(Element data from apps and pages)

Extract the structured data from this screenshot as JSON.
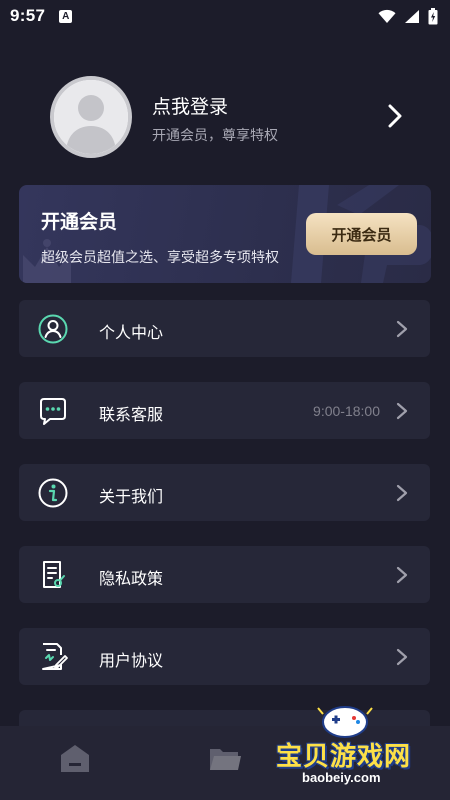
{
  "status_bar": {
    "time": "9:57",
    "notification_badge": "A",
    "icons": [
      "wifi-icon",
      "signal-icon",
      "battery-icon"
    ]
  },
  "profile": {
    "title": "点我登录",
    "subtitle": "开通会员，尊享特权"
  },
  "vip_card": {
    "title": "开通会员",
    "subtitle": "超级会员超值之选、享受超多专项特权",
    "button_label": "开通会员",
    "accent_color": "#e9d2a8"
  },
  "menu": {
    "items": [
      {
        "label": "个人中心",
        "icon": "user-icon",
        "extra": ""
      },
      {
        "label": "联系客服",
        "icon": "chat-icon",
        "extra": "9:00-18:00"
      },
      {
        "label": "关于我们",
        "icon": "info-icon",
        "extra": ""
      },
      {
        "label": "隐私政策",
        "icon": "document-icon",
        "extra": ""
      },
      {
        "label": "用户协议",
        "icon": "agreement-icon",
        "extra": ""
      }
    ]
  },
  "bottom_nav": {
    "items": [
      "home-icon",
      "folder-icon"
    ]
  },
  "watermark": {
    "text": "宝贝游戏网",
    "url": "baobeiy.com"
  },
  "colors": {
    "background": "#1c1c2a",
    "card": "#262738",
    "icon_accent": "#5ad8b0"
  }
}
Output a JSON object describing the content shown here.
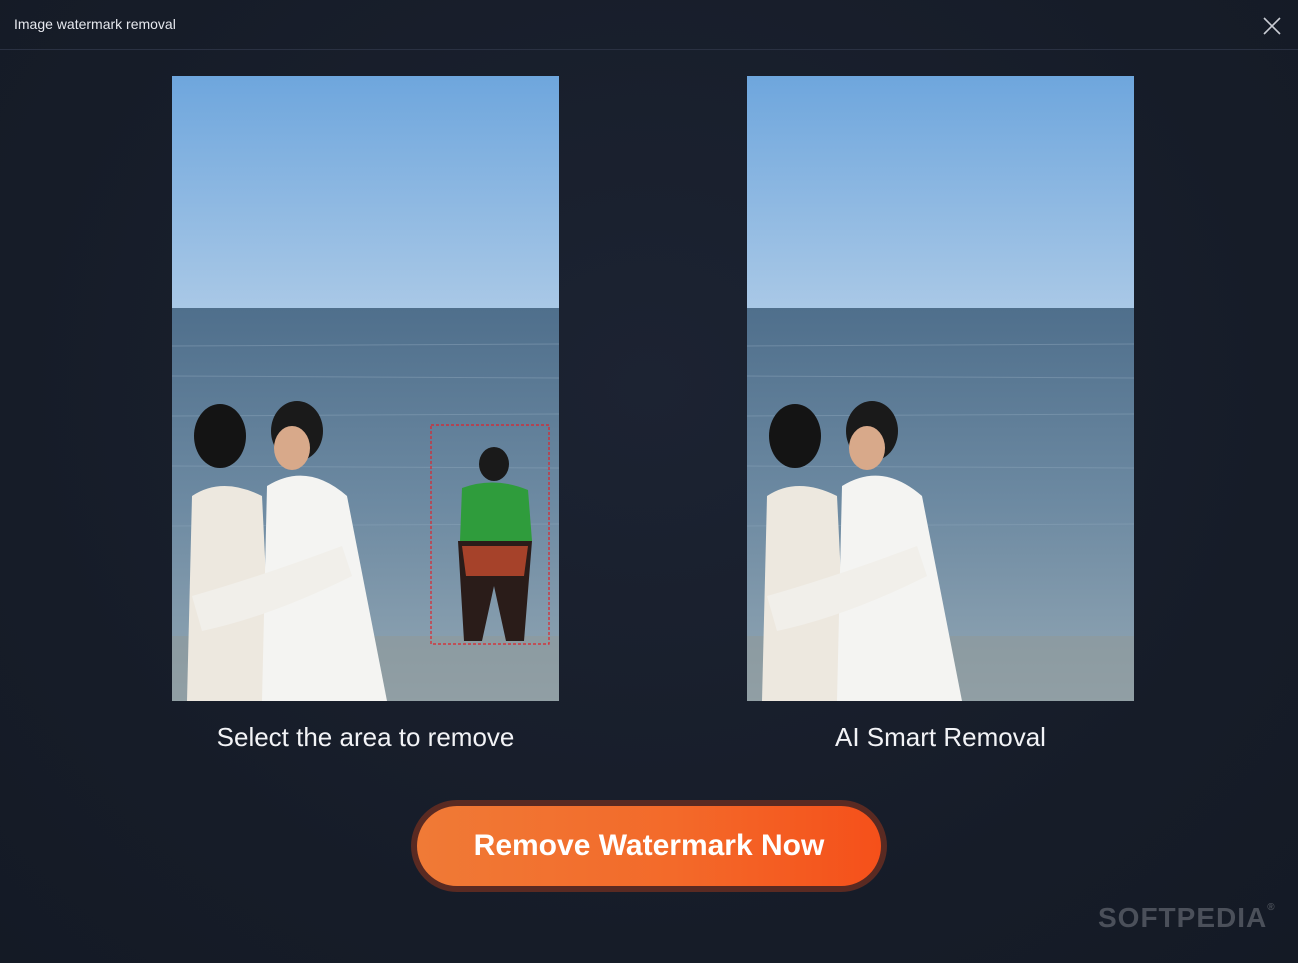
{
  "window": {
    "title": "Image watermark removal",
    "close_icon": "close-icon"
  },
  "panels": {
    "before": {
      "caption": "Select the area to remove",
      "image": "beach-couple-with-bystander-photo",
      "selection_color": "#e0222a"
    },
    "after": {
      "caption": "AI Smart Removal",
      "image": "beach-couple-cleaned-photo"
    }
  },
  "cta": {
    "label": "Remove Watermark Now",
    "color_start": "#f07a36",
    "color_end": "#f5501a"
  },
  "watermark": {
    "text": "SOFTPEDIA",
    "mark": "®"
  }
}
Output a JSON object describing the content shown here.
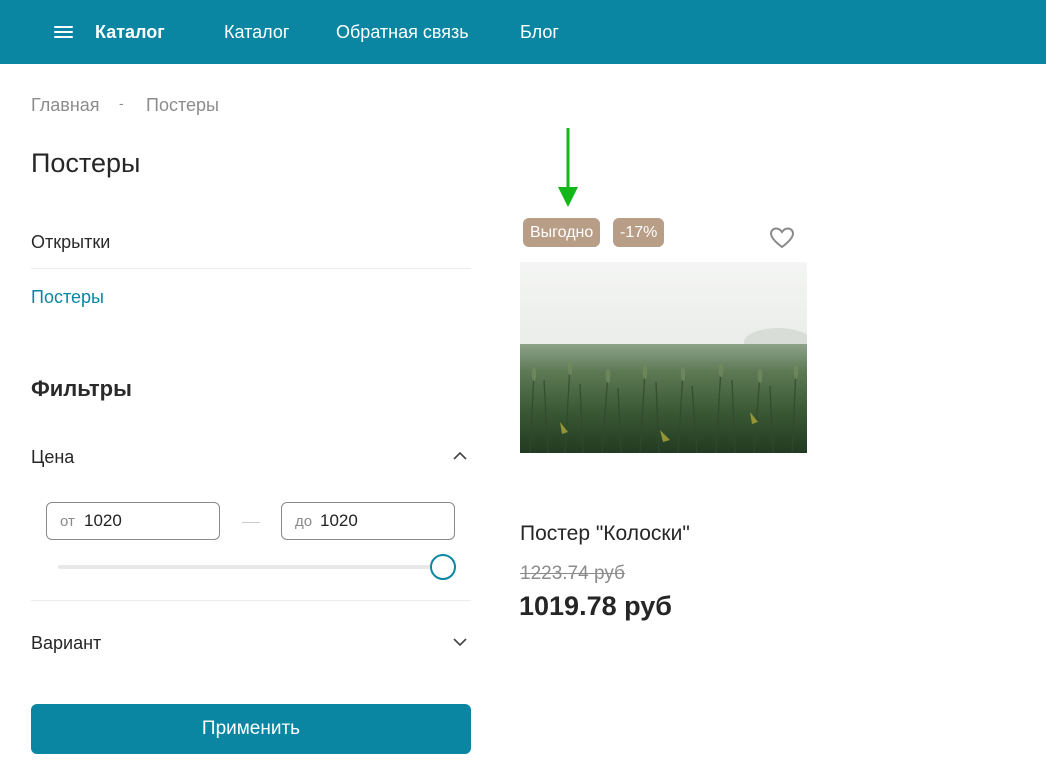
{
  "header": {
    "brand": "Каталог",
    "nav": [
      "Каталог",
      "Обратная связь",
      "Блог"
    ],
    "menu_icon": "hamburger-menu-icon",
    "background": "#0a86a2"
  },
  "breadcrumb": {
    "items": [
      "Главная",
      "Постеры"
    ],
    "separator": "-"
  },
  "page_title": "Постеры",
  "categories": [
    {
      "label": "Открытки",
      "active": false
    },
    {
      "label": "Постеры",
      "active": true
    }
  ],
  "filters": {
    "title": "Фильтры",
    "price": {
      "label": "Цена",
      "from_prefix": "от",
      "from_value": "1020",
      "to_prefix": "до",
      "to_value": "1020",
      "slider_level": 1.0
    },
    "variant": {
      "label": "Вариант"
    },
    "apply_label": "Применить"
  },
  "product": {
    "badges": [
      "Выгодно",
      "-17%"
    ],
    "name": "Постер \"Колоски\"",
    "old_price": "1223.74 руб",
    "price": "1019.78 руб",
    "favorite_icon": "heart-outline-icon"
  },
  "colors": {
    "accent": "#0a86a2",
    "badge": "#b89d87",
    "annotation_arrow": "#12b818"
  }
}
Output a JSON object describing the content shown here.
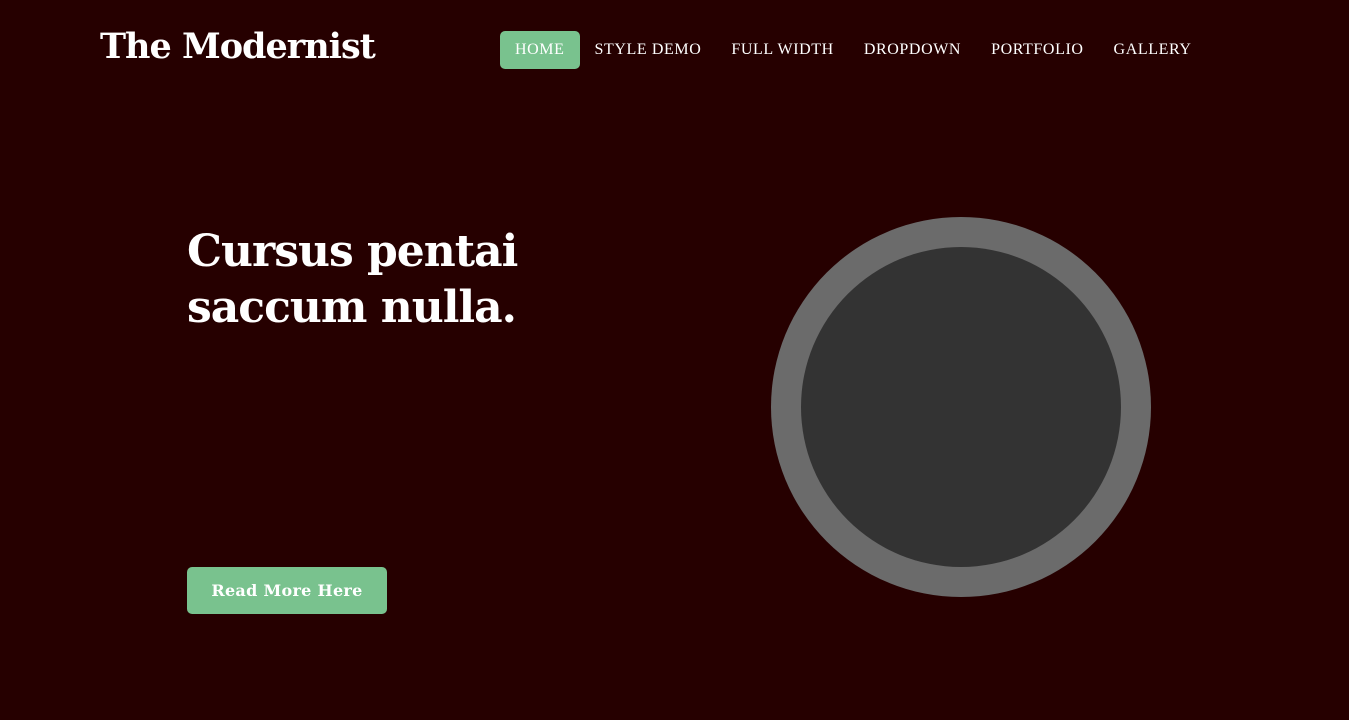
{
  "site": {
    "title": "The Modernist"
  },
  "nav": {
    "items": [
      {
        "label": "HOME",
        "active": true
      },
      {
        "label": "STYLE DEMO",
        "active": false
      },
      {
        "label": "FULL WIDTH",
        "active": false
      },
      {
        "label": "DROPDOWN",
        "active": false
      },
      {
        "label": "PORTFOLIO",
        "active": false
      },
      {
        "label": "GALLERY",
        "active": false
      }
    ]
  },
  "hero": {
    "heading_line1": "Cursus pentai",
    "heading_line2": "saccum nulla.",
    "button_label": "Read More Here",
    "image_icon": "circle-image-placeholder"
  },
  "colors": {
    "background": "#260000",
    "accent": "#79c28e",
    "text": "#ffffff",
    "image_ring": "#6b6b6b",
    "image_fill": "#333333"
  }
}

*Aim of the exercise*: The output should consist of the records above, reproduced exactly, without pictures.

*Solution to this problem*:
Extract the structured data from this screenshot as JSON.
{
  "status_bar": {
    "time": "9:57",
    "notification_badge": "A",
    "icons": [
      "wifi-icon",
      "signal-icon",
      "battery-icon"
    ]
  },
  "profile": {
    "title": "点我登录",
    "subtitle": "开通会员，尊享特权"
  },
  "vip_card": {
    "title": "开通会员",
    "subtitle": "超级会员超值之选、享受超多专项特权",
    "button_label": "开通会员",
    "accent_color": "#e9d2a8"
  },
  "menu": {
    "items": [
      {
        "label": "个人中心",
        "icon": "user-icon",
        "extra": ""
      },
      {
        "label": "联系客服",
        "icon": "chat-icon",
        "extra": "9:00-18:00"
      },
      {
        "label": "关于我们",
        "icon": "info-icon",
        "extra": ""
      },
      {
        "label": "隐私政策",
        "icon": "document-icon",
        "extra": ""
      },
      {
        "label": "用户协议",
        "icon": "agreement-icon",
        "extra": ""
      }
    ]
  },
  "bottom_nav": {
    "items": [
      "home-icon",
      "folder-icon"
    ]
  },
  "watermark": {
    "text": "宝贝游戏网",
    "url": "baobeiy.com"
  },
  "colors": {
    "background": "#1c1c2a",
    "card": "#262738",
    "icon_accent": "#5ad8b0"
  }
}
Output a JSON object describing the content shown here.
{
  "window": {
    "title": "Image watermark removal",
    "close_icon": "close-icon"
  },
  "panels": {
    "before": {
      "caption": "Select the area to remove",
      "image": "beach-couple-with-bystander-photo",
      "selection_color": "#e0222a"
    },
    "after": {
      "caption": "AI Smart Removal",
      "image": "beach-couple-cleaned-photo"
    }
  },
  "cta": {
    "label": "Remove Watermark Now",
    "color_start": "#f07a36",
    "color_end": "#f5501a"
  },
  "watermark": {
    "text": "SOFTPEDIA",
    "mark": "®"
  }
}
Output a JSON object describing the content shown here.
{
  "header": {
    "brand": "Каталог",
    "nav": [
      "Каталог",
      "Обратная связь",
      "Блог"
    ],
    "menu_icon": "hamburger-menu-icon",
    "background": "#0a86a2"
  },
  "breadcrumb": {
    "items": [
      "Главная",
      "Постеры"
    ],
    "separator": "-"
  },
  "page_title": "Постеры",
  "categories": [
    {
      "label": "Открытки",
      "active": false
    },
    {
      "label": "Постеры",
      "active": true
    }
  ],
  "filters": {
    "title": "Фильтры",
    "price": {
      "label": "Цена",
      "from_prefix": "от",
      "from_value": "1020",
      "to_prefix": "до",
      "to_value": "1020",
      "slider_level": 1.0
    },
    "variant": {
      "label": "Вариант"
    },
    "apply_label": "Применить"
  },
  "product": {
    "badges": [
      "Выгодно",
      "-17%"
    ],
    "name": "Постер \"Колоски\"",
    "old_price": "1223.74 руб",
    "price": "1019.78 руб",
    "favorite_icon": "heart-outline-icon"
  },
  "colors": {
    "accent": "#0a86a2",
    "badge": "#b89d87",
    "annotation_arrow": "#12b818"
  }
}
Output a JSON object describing the content shown here.
{
  "site": {
    "title": "The Modernist"
  },
  "nav": {
    "items": [
      {
        "label": "HOME",
        "active": true
      },
      {
        "label": "STYLE DEMO",
        "active": false
      },
      {
        "label": "FULL WIDTH",
        "active": false
      },
      {
        "label": "DROPDOWN",
        "active": false
      },
      {
        "label": "PORTFOLIO",
        "active": false
      },
      {
        "label": "GALLERY",
        "active": false
      }
    ]
  },
  "hero": {
    "heading_line1": "Cursus pentai",
    "heading_line2": "saccum nulla.",
    "button_label": "Read More Here",
    "image_icon": "circle-image-placeholder"
  },
  "colors": {
    "background": "#260000",
    "accent": "#79c28e",
    "text": "#ffffff",
    "image_ring": "#6b6b6b",
    "image_fill": "#333333"
  }
}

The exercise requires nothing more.